The Voyager 2, which left the solar system with its devices intact, accomplished the set of information. The analyses point out that there are mysterious additional layers between our solar system’s bubble and interstellar space. The Voyager 2 detected solar winds — flows of charged fuel particles that come from the sun — leaking from the solar system. Only past the solar system’s edge, these solar winds work together with interstellar winds: gas, mud, and charged particles flowing using the area from supernova explosions hundreds of thousands of years in the past.
“Materials from the solar bubble was leaking exterior, upstream into the galaxy at distances as much as a billion miles,” Tom Krimigis, a physicist who authored one of many papers, mentioned in a name with reporters. The new boundary layers counsel there are phases within the transition from our solar bubble to the space past that scientists didn’t beforehand perceive.

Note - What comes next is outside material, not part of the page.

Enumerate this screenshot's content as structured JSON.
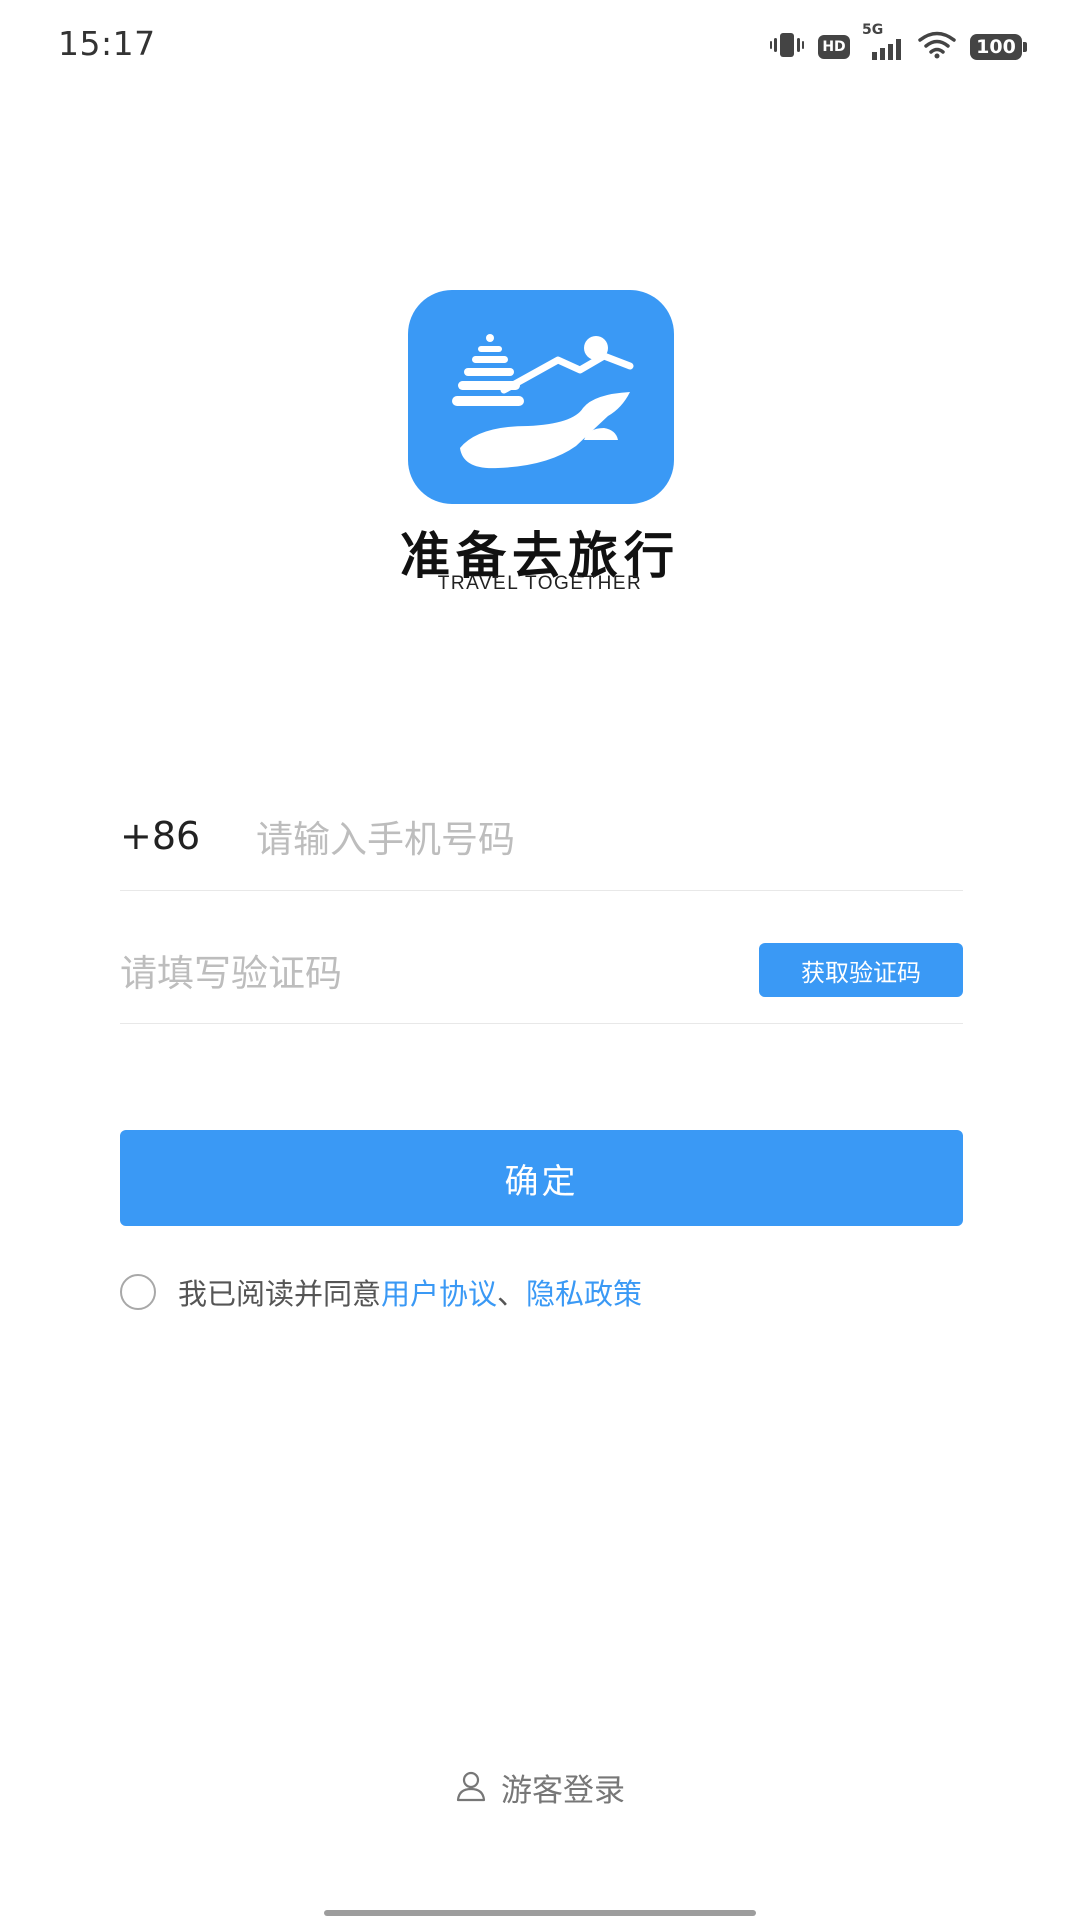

On November 5, 2018, Voyager 2 left what’s often called the “heliosphere,” a bubble of charged particles flowing out from the sun. In doing so, the probe crossed a boundary space referred to as the “heliopause.” In that space, the sting of our solar system’s bubble, solar winds meet a movement of interstellar wind and fold back on themselves.